- [Task details] Search the entries below for "static" and copy each matching line.

Data extract: Begin

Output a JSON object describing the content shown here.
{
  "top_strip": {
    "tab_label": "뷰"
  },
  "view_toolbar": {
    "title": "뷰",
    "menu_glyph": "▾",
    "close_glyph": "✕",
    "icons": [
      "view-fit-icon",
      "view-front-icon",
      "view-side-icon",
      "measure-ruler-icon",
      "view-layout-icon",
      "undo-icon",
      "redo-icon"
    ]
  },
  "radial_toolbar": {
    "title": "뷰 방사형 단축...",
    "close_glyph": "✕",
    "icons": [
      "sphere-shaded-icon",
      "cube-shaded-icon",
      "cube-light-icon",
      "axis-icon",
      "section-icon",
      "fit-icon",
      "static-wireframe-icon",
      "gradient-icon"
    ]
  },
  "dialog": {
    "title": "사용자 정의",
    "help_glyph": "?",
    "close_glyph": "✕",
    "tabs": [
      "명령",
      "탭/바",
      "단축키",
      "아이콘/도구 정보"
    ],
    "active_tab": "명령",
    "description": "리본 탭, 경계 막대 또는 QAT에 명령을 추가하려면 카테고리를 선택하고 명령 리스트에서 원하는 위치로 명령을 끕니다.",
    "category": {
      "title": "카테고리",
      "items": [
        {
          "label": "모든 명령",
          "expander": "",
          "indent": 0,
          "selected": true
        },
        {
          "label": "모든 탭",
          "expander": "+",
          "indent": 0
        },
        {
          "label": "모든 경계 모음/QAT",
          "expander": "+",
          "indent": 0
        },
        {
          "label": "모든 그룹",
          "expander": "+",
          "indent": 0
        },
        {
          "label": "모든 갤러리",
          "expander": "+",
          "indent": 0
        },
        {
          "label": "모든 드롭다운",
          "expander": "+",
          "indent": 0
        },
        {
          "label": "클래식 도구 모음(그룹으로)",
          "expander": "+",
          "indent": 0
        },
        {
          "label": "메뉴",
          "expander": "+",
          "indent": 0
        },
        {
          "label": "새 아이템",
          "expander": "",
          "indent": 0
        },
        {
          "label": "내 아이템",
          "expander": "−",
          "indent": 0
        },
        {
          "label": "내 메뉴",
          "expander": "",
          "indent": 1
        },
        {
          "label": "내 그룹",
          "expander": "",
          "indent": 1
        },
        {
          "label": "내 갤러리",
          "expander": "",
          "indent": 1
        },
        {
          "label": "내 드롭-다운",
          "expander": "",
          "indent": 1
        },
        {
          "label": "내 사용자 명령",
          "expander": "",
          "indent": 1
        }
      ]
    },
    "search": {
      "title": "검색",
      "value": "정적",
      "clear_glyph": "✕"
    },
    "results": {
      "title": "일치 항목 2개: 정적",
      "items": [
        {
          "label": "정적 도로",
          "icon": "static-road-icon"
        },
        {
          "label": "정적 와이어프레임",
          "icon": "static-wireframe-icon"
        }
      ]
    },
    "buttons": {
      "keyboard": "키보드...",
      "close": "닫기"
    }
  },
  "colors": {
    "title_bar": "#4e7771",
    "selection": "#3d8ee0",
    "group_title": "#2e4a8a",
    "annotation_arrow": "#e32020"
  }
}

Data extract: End

- [Solution below]
      "static-wireframe-icon",
          "icon": "static-road-icon"
          "icon": "static-wireframe-icon"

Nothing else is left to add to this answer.